Jacobson and Kernell (1983) demonstrated the importance of challenger quality ("strategic entry") to Congressional elections. Squire seeks to apply a similar logic to gubernatorial elections. See also Brown (2007).
Squire creates an index of challenger quality rather than just using a dummy as previous studies have done. He codes former governors and senators at 6, U.S. representatives 5, statewide officials 4, state legislators 3, local elected officials 2, other political positions (like party chairs) 1, and those who have held no office in the last 2 years as 0. He then multiples this by a number from 0 to 100, reflecting the percent of the state's population the the individual represented. This has the effect of making U.S. representatives from Connecticut, where there were only 6 House representatives at the time, much more prominent than California representatives.
This index assigns every challenger a score from 0 (no office in the last two years) to 600 (former governors or senators). State legislative leaders are arbitrarily scored at 100.
Only ex-governors and U.S. House members have much luck unseating incumbents (see Table 1), while most other types of challengers succeed rarely. As such, ex-governors and U.S. House members don't appear to behave strategically; they have a good chance at winning whether there is an incumbent running or not, though they do perform better in open contests.

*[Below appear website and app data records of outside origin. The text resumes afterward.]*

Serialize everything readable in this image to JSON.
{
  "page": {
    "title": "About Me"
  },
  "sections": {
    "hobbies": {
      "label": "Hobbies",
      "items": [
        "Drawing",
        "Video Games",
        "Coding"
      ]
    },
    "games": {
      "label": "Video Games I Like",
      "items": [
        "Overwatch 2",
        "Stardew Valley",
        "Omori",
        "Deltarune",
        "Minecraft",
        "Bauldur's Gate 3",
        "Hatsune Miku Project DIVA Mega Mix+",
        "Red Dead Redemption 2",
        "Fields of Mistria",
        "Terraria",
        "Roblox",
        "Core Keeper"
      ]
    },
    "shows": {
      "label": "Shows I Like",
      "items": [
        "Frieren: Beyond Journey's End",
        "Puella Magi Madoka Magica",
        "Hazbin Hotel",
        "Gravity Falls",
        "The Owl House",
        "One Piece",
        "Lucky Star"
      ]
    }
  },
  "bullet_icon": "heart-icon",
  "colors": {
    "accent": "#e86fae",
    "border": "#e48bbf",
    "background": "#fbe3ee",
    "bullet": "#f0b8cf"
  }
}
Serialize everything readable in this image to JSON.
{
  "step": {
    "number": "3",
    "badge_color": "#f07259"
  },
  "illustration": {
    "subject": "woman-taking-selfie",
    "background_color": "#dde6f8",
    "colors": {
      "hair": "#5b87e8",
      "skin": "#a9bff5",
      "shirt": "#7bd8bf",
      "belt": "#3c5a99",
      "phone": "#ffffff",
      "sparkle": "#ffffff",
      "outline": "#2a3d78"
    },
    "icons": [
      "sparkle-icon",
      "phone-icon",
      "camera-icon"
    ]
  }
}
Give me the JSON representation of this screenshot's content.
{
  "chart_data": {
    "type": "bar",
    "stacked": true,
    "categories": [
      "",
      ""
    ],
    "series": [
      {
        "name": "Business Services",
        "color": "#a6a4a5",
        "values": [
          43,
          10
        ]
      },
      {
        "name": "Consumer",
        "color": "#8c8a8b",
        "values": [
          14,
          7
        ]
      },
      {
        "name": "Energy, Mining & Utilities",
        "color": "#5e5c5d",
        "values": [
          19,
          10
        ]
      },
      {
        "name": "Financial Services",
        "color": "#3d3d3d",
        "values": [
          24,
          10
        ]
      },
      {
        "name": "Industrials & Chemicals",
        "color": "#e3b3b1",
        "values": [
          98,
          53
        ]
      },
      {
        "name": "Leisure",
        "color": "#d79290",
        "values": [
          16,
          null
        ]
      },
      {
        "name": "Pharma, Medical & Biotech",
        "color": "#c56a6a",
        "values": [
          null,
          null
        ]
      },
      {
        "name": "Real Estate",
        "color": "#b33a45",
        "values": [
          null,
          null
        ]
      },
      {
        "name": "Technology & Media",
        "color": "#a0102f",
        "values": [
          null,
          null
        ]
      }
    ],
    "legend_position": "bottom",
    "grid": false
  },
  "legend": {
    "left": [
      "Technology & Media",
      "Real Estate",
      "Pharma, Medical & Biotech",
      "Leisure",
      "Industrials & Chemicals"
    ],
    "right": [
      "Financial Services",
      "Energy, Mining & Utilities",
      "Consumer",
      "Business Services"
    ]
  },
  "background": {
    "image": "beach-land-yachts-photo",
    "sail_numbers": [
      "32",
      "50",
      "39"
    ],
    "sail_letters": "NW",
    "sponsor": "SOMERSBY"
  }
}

Statewide officeholders are quite strategic. They fare decently in open contests, but poorly when challenging incumbents, so they run more frequently in open contests. This has the effect of preventing lower-quality candidates (state legislators, local leaders, inexperienced, etc) from running in open contests; instead, they serve as sacrificial lambs running against incumbents.
Interestingly, female candidates for governor tend to be of higher quality, though there are very few cases to consider.
Squire uses several variables to predict challenger quality, including term limits, term length, other party's vote share in the previous election, whether the election is held in an odd year, national economic conditions, the size of the high quality challenger pool (i.e. how many opposition party members hold statewide office, House seats, etc), and so on. Of these, only the other party's previous vote share is consistently significant, though the national economy and the size of the high quality challenger pool are significant in some models.
The challenger's party does better depending on the party's strength in the electorate and the current economic conditions.
The index accounts for the correct variables, but Squire presents no evidence that it is valid. Why should we believe that it is? Is there a better way to operationalize challenger quality?
Research on similar subjects